START Records for the exercise

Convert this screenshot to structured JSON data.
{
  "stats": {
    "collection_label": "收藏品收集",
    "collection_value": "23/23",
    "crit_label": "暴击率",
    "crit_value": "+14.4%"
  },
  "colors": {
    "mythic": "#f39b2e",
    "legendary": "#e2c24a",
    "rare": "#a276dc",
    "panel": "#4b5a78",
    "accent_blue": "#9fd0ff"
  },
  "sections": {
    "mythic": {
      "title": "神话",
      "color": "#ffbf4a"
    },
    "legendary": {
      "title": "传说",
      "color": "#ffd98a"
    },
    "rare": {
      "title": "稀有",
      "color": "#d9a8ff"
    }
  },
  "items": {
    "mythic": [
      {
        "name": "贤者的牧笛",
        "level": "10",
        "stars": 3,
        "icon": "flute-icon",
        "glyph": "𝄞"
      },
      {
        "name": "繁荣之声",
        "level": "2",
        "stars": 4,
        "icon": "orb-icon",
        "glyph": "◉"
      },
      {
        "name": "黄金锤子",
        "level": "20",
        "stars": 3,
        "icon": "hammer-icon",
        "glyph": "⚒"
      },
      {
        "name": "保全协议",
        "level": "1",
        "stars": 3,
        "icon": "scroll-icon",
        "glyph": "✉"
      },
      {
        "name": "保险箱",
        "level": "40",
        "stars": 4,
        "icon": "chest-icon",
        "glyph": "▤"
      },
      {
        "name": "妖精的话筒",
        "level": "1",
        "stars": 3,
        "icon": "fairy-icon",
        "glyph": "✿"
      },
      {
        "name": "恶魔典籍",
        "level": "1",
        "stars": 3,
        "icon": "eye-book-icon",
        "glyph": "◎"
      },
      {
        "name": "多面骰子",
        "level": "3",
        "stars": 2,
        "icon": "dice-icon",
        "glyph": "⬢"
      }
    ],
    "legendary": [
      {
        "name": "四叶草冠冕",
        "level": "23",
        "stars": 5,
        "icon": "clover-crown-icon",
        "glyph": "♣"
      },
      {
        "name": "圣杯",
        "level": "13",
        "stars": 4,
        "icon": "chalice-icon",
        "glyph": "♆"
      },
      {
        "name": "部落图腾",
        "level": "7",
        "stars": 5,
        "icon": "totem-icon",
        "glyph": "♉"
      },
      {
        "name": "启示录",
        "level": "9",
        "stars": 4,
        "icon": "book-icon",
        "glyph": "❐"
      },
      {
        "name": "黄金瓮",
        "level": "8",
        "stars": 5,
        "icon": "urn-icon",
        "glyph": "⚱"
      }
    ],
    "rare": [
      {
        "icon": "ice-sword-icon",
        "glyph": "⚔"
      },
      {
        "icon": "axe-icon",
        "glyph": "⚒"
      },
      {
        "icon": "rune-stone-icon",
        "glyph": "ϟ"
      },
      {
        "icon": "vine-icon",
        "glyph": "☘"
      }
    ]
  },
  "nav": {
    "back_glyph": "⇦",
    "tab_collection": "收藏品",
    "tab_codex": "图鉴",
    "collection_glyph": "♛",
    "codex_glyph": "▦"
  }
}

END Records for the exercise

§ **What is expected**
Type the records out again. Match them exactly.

§ **Written answer**
Convert this screenshot to structured JSON data.
{
  "stats": {
    "collection_label": "收藏品收集",
    "collection_value": "23/23",
    "crit_label": "暴击率",
    "crit_value": "+14.4%"
  },
  "colors": {
    "mythic": "#f39b2e",
    "legendary": "#e2c24a",
    "rare": "#a276dc",
    "panel": "#4b5a78",
    "accent_blue": "#9fd0ff"
  },
  "sections": {
    "mythic": {
      "title": "神话",
      "color": "#ffbf4a"
    },
    "legendary": {
      "title": "传说",
      "color": "#ffd98a"
    },
    "rare": {
      "title": "稀有",
      "color": "#d9a8ff"
    }
  },
  "items": {
    "mythic": [
      {
        "name": "贤者的牧笛",
        "level": "10",
        "stars": 3,
        "icon": "flute-icon",
        "glyph": "𝄞"
      },
      {
        "name": "繁荣之声",
        "level": "2",
        "stars": 4,
        "icon": "orb-icon",
        "glyph": "◉"
      },
      {
        "name": "黄金锤子",
        "level": "20",
        "stars": 3,
        "icon": "hammer-icon",
        "glyph": "⚒"
      },
      {
        "name": "保全协议",
        "level": "1",
        "stars": 3,
        "icon": "scroll-icon",
        "glyph": "✉"
      },
      {
        "name": "保险箱",
        "level": "40",
        "stars": 4,
        "icon": "chest-icon",
        "glyph": "▤"
      },
      {
        "name": "妖精的话筒",
        "level": "1",
        "stars": 3,
        "icon": "fairy-icon",
        "glyph": "✿"
      },
      {
        "name": "恶魔典籍",
        "level": "1",
        "stars": 3,
        "icon": "eye-book-icon",
        "glyph": "◎"
      },
      {
        "name": "多面骰子",
        "level": "3",
        "stars": 2,
        "icon": "dice-icon",
        "glyph": "⬢"
      }
    ],
    "legendary": [
      {
        "name": "四叶草冠冕",
        "level": "23",
        "stars": 5,
        "icon": "clover-crown-icon",
        "glyph": "♣"
      },
      {
        "name": "圣杯",
        "level": "13",
        "stars": 4,
        "icon": "chalice-icon",
        "glyph": "♆"
      },
      {
        "name": "部落图腾",
        "level": "7",
        "stars": 5,
        "icon": "totem-icon",
        "glyph": "♉"
      },
      {
        "name": "启示录",
        "level": "9",
        "stars": 4,
        "icon": "book-icon",
        "glyph": "❐"
      },
      {
        "name": "黄金瓮",
        "level": "8",
        "stars": 5,
        "icon": "urn-icon",
        "glyph": "⚱"
      }
    ],
    "rare": [
      {
        "icon": "ice-sword-icon",
        "glyph": "⚔"
      },
      {
        "icon": "axe-icon",
        "glyph": "⚒"
      },
      {
        "icon": "rune-stone-icon",
        "glyph": "ϟ"
      },
      {
        "icon": "vine-icon",
        "glyph": "☘"
      }
    ]
  },
  "nav": {
    "back_glyph": "⇦",
    "tab_collection": "收藏品",
    "tab_codex": "图鉴",
    "collection_glyph": "♛",
    "codex_glyph": "▦"
  }
}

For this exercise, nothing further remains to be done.